▶ **Instructions for the task**:
The entries should be given again so that each one matches the original exactly.

▶ **Data excerpts**:

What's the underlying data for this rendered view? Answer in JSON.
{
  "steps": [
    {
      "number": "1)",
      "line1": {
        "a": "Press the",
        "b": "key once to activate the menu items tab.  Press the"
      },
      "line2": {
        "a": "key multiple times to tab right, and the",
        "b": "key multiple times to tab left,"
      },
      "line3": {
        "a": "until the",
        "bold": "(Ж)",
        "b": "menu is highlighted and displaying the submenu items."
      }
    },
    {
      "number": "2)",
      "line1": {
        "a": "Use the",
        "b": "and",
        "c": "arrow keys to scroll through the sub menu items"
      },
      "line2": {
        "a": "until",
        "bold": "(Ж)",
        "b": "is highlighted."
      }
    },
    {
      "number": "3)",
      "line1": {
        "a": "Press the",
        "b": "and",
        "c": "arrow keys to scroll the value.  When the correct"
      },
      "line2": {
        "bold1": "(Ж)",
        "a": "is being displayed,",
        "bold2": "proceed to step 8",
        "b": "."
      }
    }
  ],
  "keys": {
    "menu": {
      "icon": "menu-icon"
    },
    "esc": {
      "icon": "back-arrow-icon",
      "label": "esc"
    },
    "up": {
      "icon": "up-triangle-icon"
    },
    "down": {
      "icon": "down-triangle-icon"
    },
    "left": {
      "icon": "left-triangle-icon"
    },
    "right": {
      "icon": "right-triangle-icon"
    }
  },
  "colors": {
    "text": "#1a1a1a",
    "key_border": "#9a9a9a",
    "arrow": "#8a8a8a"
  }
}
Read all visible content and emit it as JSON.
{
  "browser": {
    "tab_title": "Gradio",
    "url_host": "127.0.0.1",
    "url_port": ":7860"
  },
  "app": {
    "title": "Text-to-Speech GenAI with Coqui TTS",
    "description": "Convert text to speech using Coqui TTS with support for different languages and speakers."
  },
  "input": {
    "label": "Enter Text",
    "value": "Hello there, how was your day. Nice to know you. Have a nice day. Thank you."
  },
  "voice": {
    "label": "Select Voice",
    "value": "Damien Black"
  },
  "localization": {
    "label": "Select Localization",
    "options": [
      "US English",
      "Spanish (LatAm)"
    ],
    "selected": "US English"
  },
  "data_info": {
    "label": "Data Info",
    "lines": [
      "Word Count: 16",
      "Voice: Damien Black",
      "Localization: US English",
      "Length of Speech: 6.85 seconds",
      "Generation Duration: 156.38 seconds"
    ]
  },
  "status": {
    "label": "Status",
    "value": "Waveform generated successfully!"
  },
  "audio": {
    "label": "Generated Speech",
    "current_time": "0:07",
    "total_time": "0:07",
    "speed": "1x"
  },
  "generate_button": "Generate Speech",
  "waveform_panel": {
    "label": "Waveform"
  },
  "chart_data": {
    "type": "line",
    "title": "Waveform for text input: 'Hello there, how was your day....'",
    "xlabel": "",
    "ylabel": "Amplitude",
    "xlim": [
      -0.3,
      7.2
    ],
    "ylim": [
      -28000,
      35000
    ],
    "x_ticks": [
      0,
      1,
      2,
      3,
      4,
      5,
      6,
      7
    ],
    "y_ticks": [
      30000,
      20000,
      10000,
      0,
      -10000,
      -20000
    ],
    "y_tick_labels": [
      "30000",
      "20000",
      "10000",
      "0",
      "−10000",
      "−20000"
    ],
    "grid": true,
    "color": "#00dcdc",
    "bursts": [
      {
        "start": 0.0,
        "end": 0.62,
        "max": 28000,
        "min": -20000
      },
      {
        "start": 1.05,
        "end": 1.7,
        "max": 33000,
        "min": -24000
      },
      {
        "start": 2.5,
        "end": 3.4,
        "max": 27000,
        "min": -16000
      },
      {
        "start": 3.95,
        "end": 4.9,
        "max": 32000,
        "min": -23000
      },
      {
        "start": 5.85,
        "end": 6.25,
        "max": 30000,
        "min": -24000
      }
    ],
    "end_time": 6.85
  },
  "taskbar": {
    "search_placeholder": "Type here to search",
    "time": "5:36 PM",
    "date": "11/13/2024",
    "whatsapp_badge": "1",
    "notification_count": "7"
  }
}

▶ **Response below**:
What's the underlying data for this rendered view? Answer in JSON.
{
  "steps": [
    {
      "number": "1)",
      "line1": {
        "a": "Press the",
        "b": "key once to activate the menu items tab.  Press the"
      },
      "line2": {
        "a": "key multiple times to tab right, and the",
        "b": "key multiple times to tab left,"
      },
      "line3": {
        "a": "until the",
        "bold": "(Ж)",
        "b": "menu is highlighted and displaying the submenu items."
      }
    },
    {
      "number": "2)",
      "line1": {
        "a": "Use the",
        "b": "and",
        "c": "arrow keys to scroll through the sub menu items"
      },
      "line2": {
        "a": "until",
        "bold": "(Ж)",
        "b": "is highlighted."
      }
    },
    {
      "number": "3)",
      "line1": {
        "a": "Press the",
        "b": "and",
        "c": "arrow keys to scroll the value.  When the correct"
      },
      "line2": {
        "bold1": "(Ж)",
        "a": "is being displayed,",
        "bold2": "proceed to step 8",
        "b": "."
      }
    }
  ],
  "keys": {
    "menu": {
      "icon": "menu-icon"
    },
    "esc": {
      "icon": "back-arrow-icon",
      "label": "esc"
    },
    "up": {
      "icon": "up-triangle-icon"
    },
    "down": {
      "icon": "down-triangle-icon"
    },
    "left": {
      "icon": "left-triangle-icon"
    },
    "right": {
      "icon": "right-triangle-icon"
    }
  },
  "colors": {
    "text": "#1a1a1a",
    "key_border": "#9a9a9a",
    "arrow": "#8a8a8a"
  }
}
Read all visible content and emit it as JSON.
{
  "browser": {
    "tab_title": "Gradio",
    "url_host": "127.0.0.1",
    "url_port": ":7860"
  },
  "app": {
    "title": "Text-to-Speech GenAI with Coqui TTS",
    "description": "Convert text to speech using Coqui TTS with support for different languages and speakers."
  },
  "input": {
    "label": "Enter Text",
    "value": "Hello there, how was your day. Nice to know you. Have a nice day. Thank you."
  },
  "voice": {
    "label": "Select Voice",
    "value": "Damien Black"
  },
  "localization": {
    "label": "Select Localization",
    "options": [
      "US English",
      "Spanish (LatAm)"
    ],
    "selected": "US English"
  },
  "data_info": {
    "label": "Data Info",
    "lines": [
      "Word Count: 16",
      "Voice: Damien Black",
      "Localization: US English",
      "Length of Speech: 6.85 seconds",
      "Generation Duration: 156.38 seconds"
    ]
  },
  "status": {
    "label": "Status",
    "value": "Waveform generated successfully!"
  },
  "audio": {
    "label": "Generated Speech",
    "current_time": "0:07",
    "total_time": "0:07",
    "speed": "1x"
  },
  "generate_button": "Generate Speech",
  "waveform_panel": {
    "label": "Waveform"
  },
  "chart_data": {
    "type": "line",
    "title": "Waveform for text input: 'Hello there, how was your day....'",
    "xlabel": "",
    "ylabel": "Amplitude",
    "xlim": [
      -0.3,
      7.2
    ],
    "ylim": [
      -28000,
      35000
    ],
    "x_ticks": [
      0,
      1,
      2,
      3,
      4,
      5,
      6,
      7
    ],
    "y_ticks": [
      30000,
      20000,
      10000,
      0,
      -10000,
      -20000
    ],
    "y_tick_labels": [
      "30000",
      "20000",
      "10000",
      "0",
      "−10000",
      "−20000"
    ],
    "grid": true,
    "color": "#00dcdc",
    "bursts": [
      {
        "start": 0.0,
        "end": 0.62,
        "max": 28000,
        "min": -20000
      },
      {
        "start": 1.05,
        "end": 1.7,
        "max": 33000,
        "min": -24000
      },
      {
        "start": 2.5,
        "end": 3.4,
        "max": 27000,
        "min": -16000
      },
      {
        "start": 3.95,
        "end": 4.9,
        "max": 32000,
        "min": -23000
      },
      {
        "start": 5.85,
        "end": 6.25,
        "max": 30000,
        "min": -24000
      }
    ],
    "end_time": 6.85
  },
  "taskbar": {
    "search_placeholder": "Type here to search",
    "time": "5:36 PM",
    "date": "11/13/2024",
    "whatsapp_badge": "1",
    "notification_count": "7"
  }
}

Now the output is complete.